Dating cut nails - Using Nails to Date a Site - Wrought Nails, Cut Nails and.


Early Cut Nails The introduction of cut nails dates from the late 16th century with the advent of water-powered 'slitting mills'. After hammering (or, from the late 17th century, rolling) the hot iron into sheets, each sheet was slit into long, square-sectioned bars by rollers which cut like a shears. Bars of the requisite thickness were then made into nails and spikes by 'nailers'. Only the head and the point were forged, so these nails, which were common from the 17th to the early 19th century, can be distinguished from earlier ones by the sharp regular profile of the cut section.

Beginning in the 1790’s through the early 1800’s a number of machines were invented in the US for making cut nails. The earliest machine cut nails in a guillotine fashion, the taper formed by wiggling the bar back and forth. The head was added by hand, using a hammer and glancing blows to create it like the iron wrought nails. These are referred to as Cut Nail Type A. In the 1810’s, a new machine was invented that automated the entire process. The machine flipped the bar after each cut in order to ensure even sides. The cutter was set to create a taper, rather than requiring human intervention. Finally, the machine gripped the cut nail and created a head. The entire production became a single automated process. These are referred to as Cut Nail Type B. Distinguishing these types of nails requires knowledge of the process of construction. Type A have diagonal burrs due to the wiggling required to create the taper, whereas Type B is even on all sides since the metal was flipped on each stroke.

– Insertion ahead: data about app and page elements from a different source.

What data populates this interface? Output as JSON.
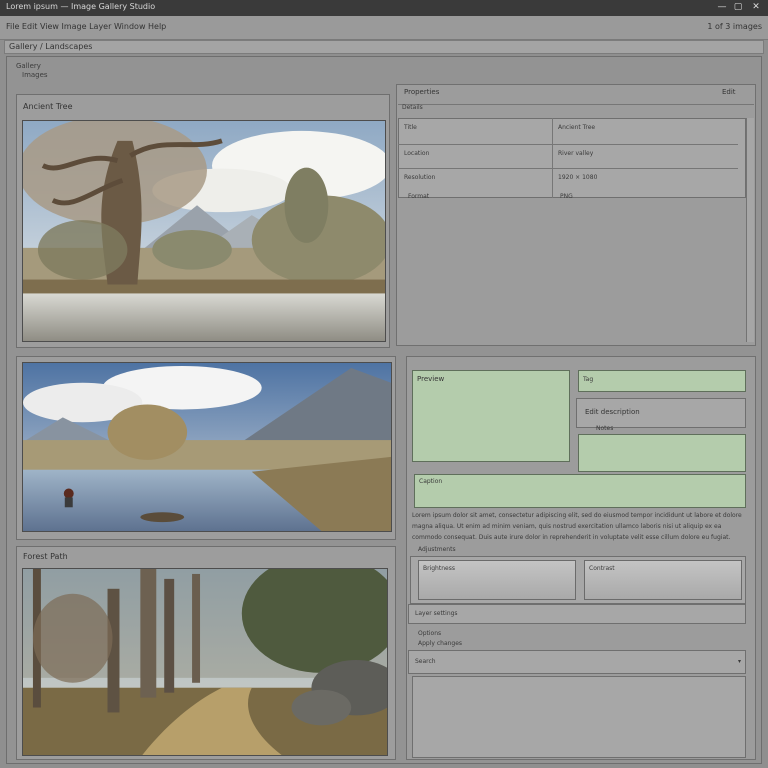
{
  "window": {
    "title": "Lorem ipsum — Image Gallery Studio",
    "controls": [
      "—",
      "▢",
      "✕"
    ]
  },
  "menubar": {
    "left_text": "File  Edit  View  Image  Layer  Window  Help",
    "right_text": "1 of 3 images"
  },
  "address": {
    "value": "Gallery / Landscapes"
  },
  "left_header": {
    "line1": "Gallery",
    "line2": "Images"
  },
  "left_column": {
    "panel1_label": "Ancient Tree",
    "panel3_label": "Forest Path"
  },
  "right_top": {
    "title": "Properties",
    "corner_label": "Edit",
    "subheader": "Details",
    "rows": [
      {
        "label": "Title",
        "value": "Ancient Tree"
      },
      {
        "label": "Location",
        "value": "River valley"
      },
      {
        "label": "Resolution",
        "value": "1920 × 1080"
      },
      {
        "label": "Format",
        "value": "PNG"
      }
    ]
  },
  "right_bottom": {
    "green_main_label": "Preview",
    "green_side_label": "Tag",
    "mid_label": "Edit description",
    "small_label": "Notes",
    "wide_label": "Caption",
    "paragraph": [
      "Lorem ipsum dolor sit amet, consectetur adipiscing elit, sed do eiusmod tempor incididunt ut labore et dolore",
      "magna aliqua. Ut enim ad minim veniam, quis nostrud exercitation ullamco laboris nisi ut aliquip ex ea",
      "commodo consequat. Duis aute irure dolor in reprehenderit in voluptate velit esse cillum dolore eu fugiat."
    ],
    "subsection_label": "Adjustments",
    "gray_box1": "Brightness",
    "gray_box2": "Contrast",
    "footer_bar": "Layer settings",
    "footer_text1": "Options",
    "footer_text2": "Apply changes",
    "footer_input": "Search"
  },
  "colors": {
    "accent_green": "#b4ccac",
    "panel_gray": "#9c9c9c",
    "titlebar": "#3a3a3a"
  }
}
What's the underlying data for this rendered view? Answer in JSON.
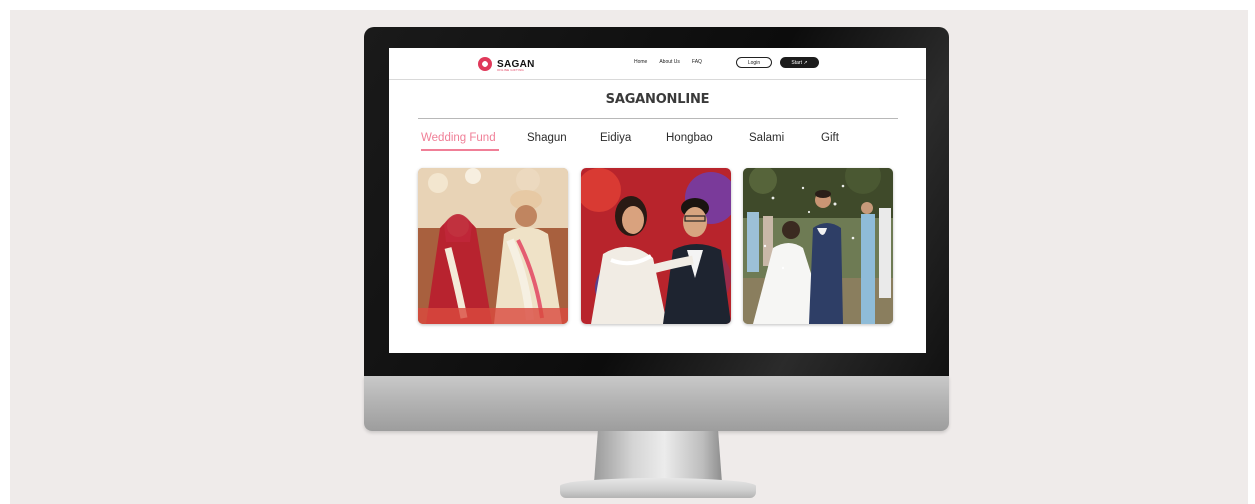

The Type B nails are the most popular form throughout the 19th century.


Dating cut nails

Dating cut nails